[Data records for software interfaces]

- - -

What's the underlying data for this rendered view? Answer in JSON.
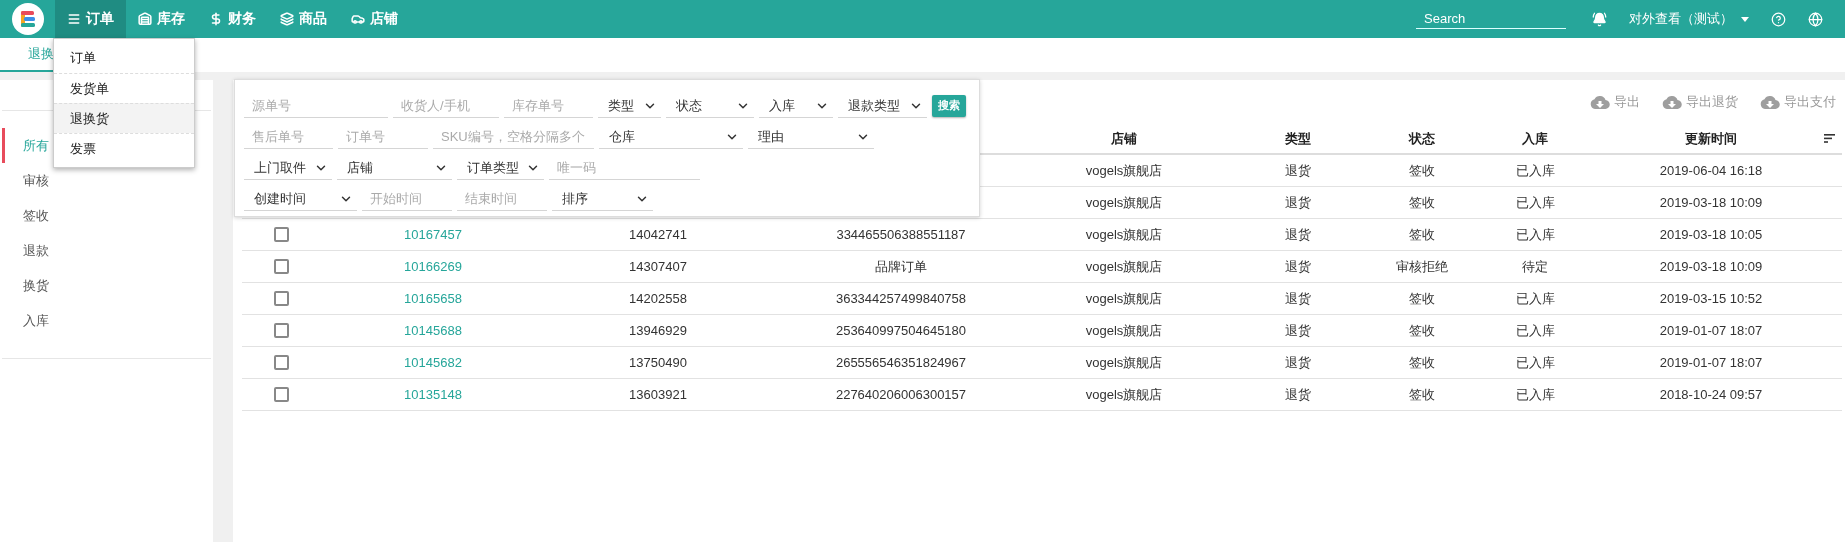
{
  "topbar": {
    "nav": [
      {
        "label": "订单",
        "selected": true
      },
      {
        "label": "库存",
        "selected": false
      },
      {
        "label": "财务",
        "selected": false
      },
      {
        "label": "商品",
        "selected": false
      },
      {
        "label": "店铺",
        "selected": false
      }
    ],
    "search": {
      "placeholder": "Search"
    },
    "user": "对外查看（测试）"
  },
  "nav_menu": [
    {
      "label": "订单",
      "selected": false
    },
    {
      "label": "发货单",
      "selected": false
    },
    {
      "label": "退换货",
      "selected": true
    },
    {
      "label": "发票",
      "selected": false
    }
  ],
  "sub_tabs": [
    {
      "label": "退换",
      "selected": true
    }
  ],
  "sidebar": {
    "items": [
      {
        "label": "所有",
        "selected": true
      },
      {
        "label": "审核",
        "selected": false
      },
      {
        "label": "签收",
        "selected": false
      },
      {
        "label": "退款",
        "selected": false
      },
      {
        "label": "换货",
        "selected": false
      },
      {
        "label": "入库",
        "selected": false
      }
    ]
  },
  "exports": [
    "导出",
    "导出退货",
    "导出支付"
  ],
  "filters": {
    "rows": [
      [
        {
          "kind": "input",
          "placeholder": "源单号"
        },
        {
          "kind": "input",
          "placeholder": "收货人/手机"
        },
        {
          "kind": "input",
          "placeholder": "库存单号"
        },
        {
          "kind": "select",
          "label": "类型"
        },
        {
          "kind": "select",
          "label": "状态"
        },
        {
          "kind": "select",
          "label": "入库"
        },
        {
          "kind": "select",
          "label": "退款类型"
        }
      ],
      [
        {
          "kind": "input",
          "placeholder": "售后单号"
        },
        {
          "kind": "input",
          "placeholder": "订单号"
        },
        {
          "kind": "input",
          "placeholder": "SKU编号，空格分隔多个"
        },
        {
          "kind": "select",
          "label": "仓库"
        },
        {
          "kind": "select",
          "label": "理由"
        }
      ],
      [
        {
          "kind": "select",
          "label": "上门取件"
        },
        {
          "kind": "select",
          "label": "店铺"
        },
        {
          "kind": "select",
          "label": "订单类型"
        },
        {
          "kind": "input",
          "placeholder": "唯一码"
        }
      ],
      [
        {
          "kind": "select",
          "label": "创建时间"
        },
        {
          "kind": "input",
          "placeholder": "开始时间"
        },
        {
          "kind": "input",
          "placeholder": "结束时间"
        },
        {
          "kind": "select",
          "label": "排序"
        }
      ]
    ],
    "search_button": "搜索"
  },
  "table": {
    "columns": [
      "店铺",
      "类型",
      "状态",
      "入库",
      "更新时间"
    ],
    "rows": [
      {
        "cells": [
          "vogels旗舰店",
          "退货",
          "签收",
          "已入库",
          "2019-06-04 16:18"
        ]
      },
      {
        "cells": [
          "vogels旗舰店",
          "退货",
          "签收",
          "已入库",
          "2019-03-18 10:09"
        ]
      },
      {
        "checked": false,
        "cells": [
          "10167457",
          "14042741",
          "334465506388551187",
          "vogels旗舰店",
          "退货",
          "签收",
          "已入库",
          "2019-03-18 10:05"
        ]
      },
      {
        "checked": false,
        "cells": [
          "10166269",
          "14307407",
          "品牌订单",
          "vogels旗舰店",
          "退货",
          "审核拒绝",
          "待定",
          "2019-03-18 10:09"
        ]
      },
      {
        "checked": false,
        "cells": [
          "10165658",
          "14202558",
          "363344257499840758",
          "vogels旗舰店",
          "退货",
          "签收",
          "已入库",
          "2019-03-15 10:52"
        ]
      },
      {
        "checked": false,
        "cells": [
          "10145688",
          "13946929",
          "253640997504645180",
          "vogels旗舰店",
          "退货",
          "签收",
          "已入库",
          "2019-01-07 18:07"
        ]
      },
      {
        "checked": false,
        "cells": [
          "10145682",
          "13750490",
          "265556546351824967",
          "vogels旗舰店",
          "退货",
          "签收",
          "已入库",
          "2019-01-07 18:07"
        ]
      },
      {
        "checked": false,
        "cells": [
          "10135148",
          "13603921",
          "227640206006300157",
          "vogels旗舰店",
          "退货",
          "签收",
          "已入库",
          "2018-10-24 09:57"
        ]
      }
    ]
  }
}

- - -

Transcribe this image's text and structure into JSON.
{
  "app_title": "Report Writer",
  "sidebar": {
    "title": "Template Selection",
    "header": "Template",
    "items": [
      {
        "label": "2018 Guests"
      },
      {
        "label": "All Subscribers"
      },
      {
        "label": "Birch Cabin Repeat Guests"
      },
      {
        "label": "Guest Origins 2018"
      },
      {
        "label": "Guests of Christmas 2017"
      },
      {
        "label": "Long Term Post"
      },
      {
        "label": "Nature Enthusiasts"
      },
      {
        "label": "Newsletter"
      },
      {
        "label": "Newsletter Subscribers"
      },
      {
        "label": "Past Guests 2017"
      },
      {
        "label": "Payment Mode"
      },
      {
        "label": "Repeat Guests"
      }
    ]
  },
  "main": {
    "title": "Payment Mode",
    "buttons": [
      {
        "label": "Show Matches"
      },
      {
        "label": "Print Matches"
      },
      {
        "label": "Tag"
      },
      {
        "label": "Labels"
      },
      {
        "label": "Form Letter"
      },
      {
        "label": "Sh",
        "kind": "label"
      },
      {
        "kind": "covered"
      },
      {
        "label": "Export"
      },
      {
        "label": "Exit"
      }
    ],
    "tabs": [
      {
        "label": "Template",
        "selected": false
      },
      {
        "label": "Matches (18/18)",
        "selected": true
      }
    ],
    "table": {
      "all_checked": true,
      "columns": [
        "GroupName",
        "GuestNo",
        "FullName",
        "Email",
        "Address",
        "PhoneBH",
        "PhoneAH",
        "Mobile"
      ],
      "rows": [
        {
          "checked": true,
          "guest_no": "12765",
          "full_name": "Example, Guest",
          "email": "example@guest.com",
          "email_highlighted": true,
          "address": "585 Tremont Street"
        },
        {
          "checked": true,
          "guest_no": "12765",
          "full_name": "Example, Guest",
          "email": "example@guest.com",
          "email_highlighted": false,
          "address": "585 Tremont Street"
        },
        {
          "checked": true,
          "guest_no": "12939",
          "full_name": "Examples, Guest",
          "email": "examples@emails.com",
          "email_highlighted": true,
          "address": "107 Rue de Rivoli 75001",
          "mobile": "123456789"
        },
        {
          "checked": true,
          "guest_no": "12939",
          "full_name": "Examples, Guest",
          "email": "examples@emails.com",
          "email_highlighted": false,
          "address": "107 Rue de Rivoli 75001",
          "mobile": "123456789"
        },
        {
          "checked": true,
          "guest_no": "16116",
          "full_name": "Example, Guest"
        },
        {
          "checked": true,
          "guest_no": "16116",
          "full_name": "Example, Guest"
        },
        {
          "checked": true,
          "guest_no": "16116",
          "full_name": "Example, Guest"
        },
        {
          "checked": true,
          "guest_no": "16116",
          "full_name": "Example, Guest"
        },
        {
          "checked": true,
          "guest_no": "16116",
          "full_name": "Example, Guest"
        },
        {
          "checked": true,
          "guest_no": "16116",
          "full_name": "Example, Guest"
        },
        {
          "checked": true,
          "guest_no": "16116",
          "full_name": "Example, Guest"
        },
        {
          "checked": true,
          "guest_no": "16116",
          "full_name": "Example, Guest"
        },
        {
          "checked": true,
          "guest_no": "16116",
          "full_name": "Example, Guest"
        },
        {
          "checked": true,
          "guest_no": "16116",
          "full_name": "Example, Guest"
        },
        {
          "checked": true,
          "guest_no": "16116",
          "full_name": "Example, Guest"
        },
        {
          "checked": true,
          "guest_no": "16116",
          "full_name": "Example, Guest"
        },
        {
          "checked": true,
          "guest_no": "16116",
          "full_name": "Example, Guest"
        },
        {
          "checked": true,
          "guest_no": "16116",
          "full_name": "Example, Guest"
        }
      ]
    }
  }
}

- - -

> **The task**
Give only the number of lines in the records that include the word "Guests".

> **Written answer**
5